I wanted to ﬁll my elegy with light of all kinds. But death makes us stingy.
Back when I was making a concerted eﬀort to read more poetry, I enjoyed a few of Anne Carson’s books. I haven’t been spending much time in bookstores, or reading for that matter. But recently forces converged, and I noticed this boxed accordion-style book one place and was intrigued, then happened to ﬁnally check out McNally Jackson Books the same week Anne Carson was scheduled to read there.
There’s a part in this article about owner Sarah McNally where she talks about uninspired author readings, so it’s not surprising that this event was not just a straight-up reading, but included a discussion on how the book came to be in the unique structure it’s in — for a mass-produced volume of poetry — with the designer and the woman who scanned Carson’s original book and the editor. Then they unfurled a copy of the book across the audience to begin the actual reading.
The book itself is as much a book object as a work of poetry. Carson created it in a blank book with bits of photographs and letters and nearly all the text pasted in from other sources. The published version maintains this feeling. The work itself pairs the elegy to her brother with Poem 101 by Catullus, also an elegy for his brother. The poem is printed in full in Latin at the beginning and then throughout most of the book, there is one word of the Catullus poem on the left side with the full entry from a Latin Dictionary and her words on the right side. Her translation comes at the end (though she “never arrived at the translation [she] would have liked to do of poem 101”). About midway through, she writes:
… I came to think of translating as a room, not exactly an unknown room, where one gropes for the light switch. I guess it never ends. A brother never ends. I prowl him. He does not end.

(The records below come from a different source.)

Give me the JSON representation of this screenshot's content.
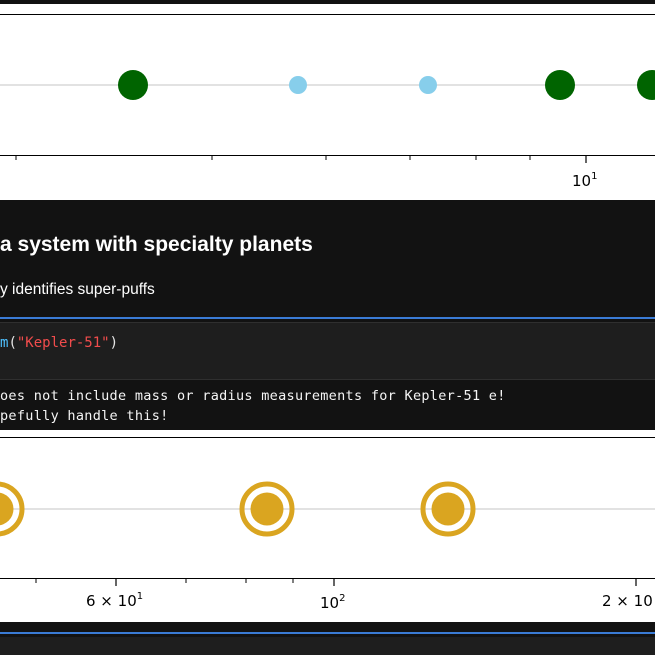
{
  "plot_top": {
    "x_tick_major": "10",
    "x_tick_major_exp": "1",
    "points": [
      {
        "style": "filled-large",
        "color": "#006400"
      },
      {
        "style": "filled-small",
        "color": "#87ceeb"
      },
      {
        "style": "filled-small",
        "color": "#87ceeb"
      },
      {
        "style": "filled-large",
        "color": "#006400"
      },
      {
        "style": "filled-large",
        "color": "#006400"
      }
    ]
  },
  "notebook": {
    "heading": "a system with specialty planets",
    "subtext": "y identifies super-puffs",
    "code": {
      "fn": "m",
      "open_paren": "(",
      "arg": "\"Kepler-51\"",
      "close_paren": ")"
    },
    "output_lines": [
      "oes not include mass or radius measurements for Kepler-51 e!",
      "pefully handle this!"
    ]
  },
  "plot_bottom": {
    "ticks": [
      {
        "base": "6 × 10",
        "exp": "1"
      },
      {
        "base": "10",
        "exp": "2"
      },
      {
        "base": "2 × 10",
        "exp": ""
      }
    ],
    "points": [
      {
        "style": "ringed",
        "color": "#daa520"
      },
      {
        "style": "ringed",
        "color": "#daa520"
      },
      {
        "style": "ringed",
        "color": "#daa520"
      }
    ]
  },
  "colors": {
    "dark_panel": "#121212",
    "accent_rule": "#3a7bd5",
    "grid_line": "#d9d9d9"
  }
}
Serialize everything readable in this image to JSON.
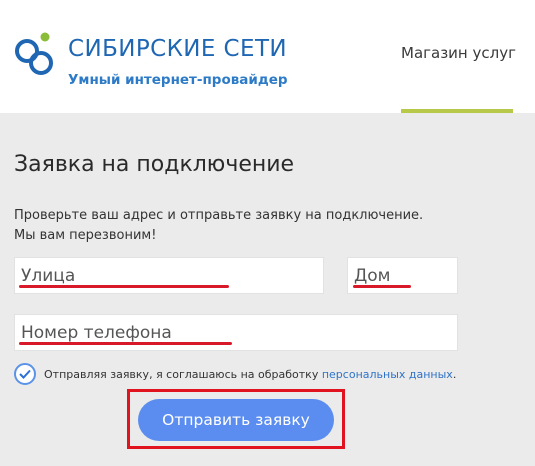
{
  "header": {
    "brand_name": "СИБИРСКИЕ СЕТИ",
    "brand_tagline": "Умный интернет-провайдер",
    "logo_icon": "sibirskie-seti-logo",
    "nav_shop": "Магазин услуг",
    "accent_color": "#b8c848",
    "brand_color": "#1f66b3"
  },
  "form": {
    "title": "Заявка на подключение",
    "intro_line1": "Проверьте ваш адрес и отправьте заявку на подключение.",
    "intro_line2": "Мы вам перезвоним!",
    "street_placeholder": "Улица",
    "house_placeholder": "Дом",
    "phone_placeholder": "Номер телефона",
    "consent_checked": true,
    "consent_text": "Отправляя заявку, я соглашаюсь на обработку",
    "consent_link": "персональных данных",
    "consent_end": ".",
    "submit_label": "Отправить заявку",
    "button_color": "#5b8df0",
    "annotation_color": "#d8192a"
  }
}
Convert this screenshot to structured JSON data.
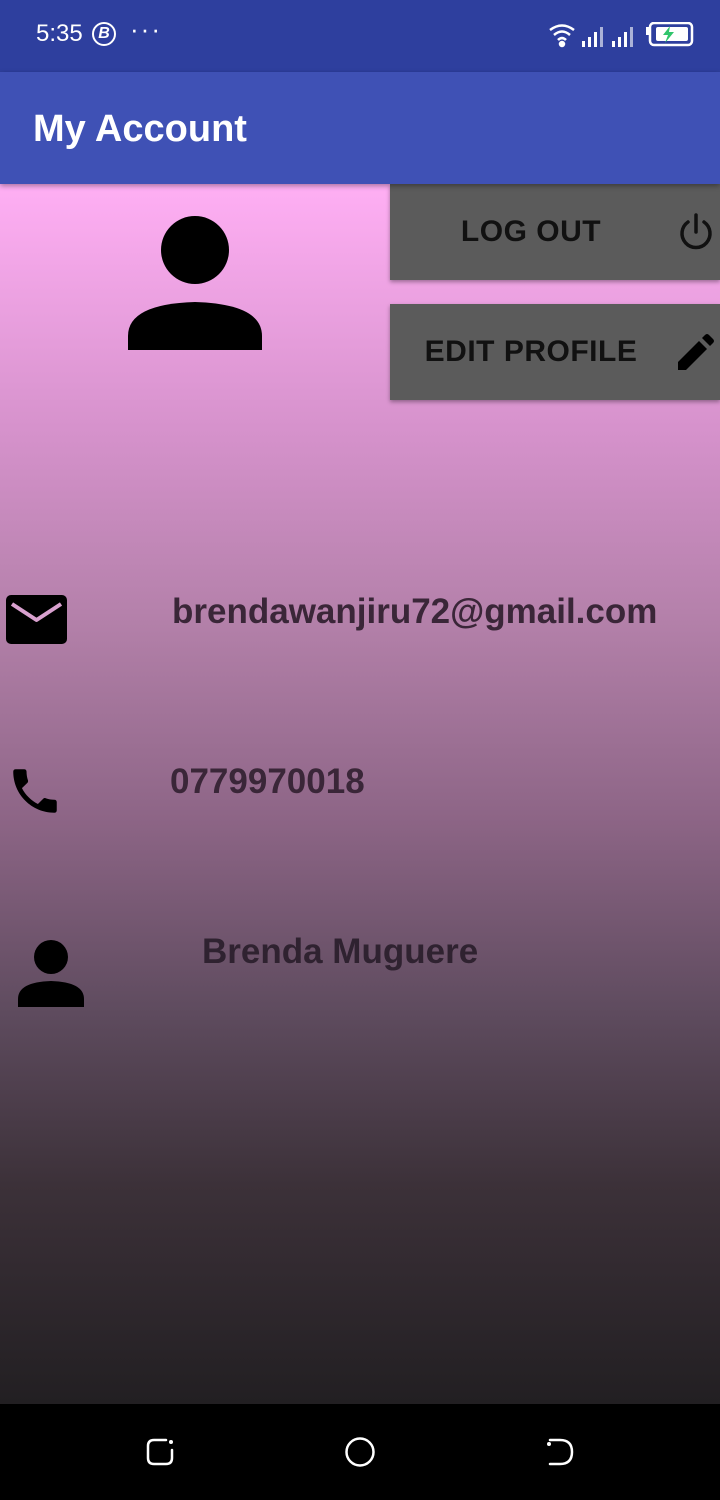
{
  "status_bar": {
    "time": "5:35",
    "badge_letter": "B",
    "dots": "···",
    "icons": [
      "wifi-icon",
      "signal-icon",
      "signal-icon",
      "battery-charging-icon"
    ]
  },
  "app_bar": {
    "title": "My Account",
    "color": "#3f51b5"
  },
  "actions": {
    "logout_label": "LOG OUT",
    "logout_icon": "power-icon",
    "edit_label": "EDIT PROFILE",
    "edit_icon": "pencil-icon"
  },
  "profile": {
    "avatar_icon": "person-icon",
    "email": "brendawanjiru72@gmail.com",
    "email_icon": "mail-icon",
    "phone": "0779970018",
    "phone_icon": "phone-icon",
    "name": "Brenda Muguere",
    "name_icon": "person-icon"
  },
  "nav_bar": {
    "buttons": [
      "recents-icon",
      "home-icon",
      "back-icon"
    ]
  }
}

My favorite moment of the reading came at the end of the brief Q&A, someone noted that Carson had said her parents were both dead and obviously her brother is gone and asked whether there was any other family who she had shared this book with. She replied no, even her brother’s widow had disappeared, so there wasn’t anyone left for her to share it with. She paused brieﬂy to put on a smile and added, “Just you guys.”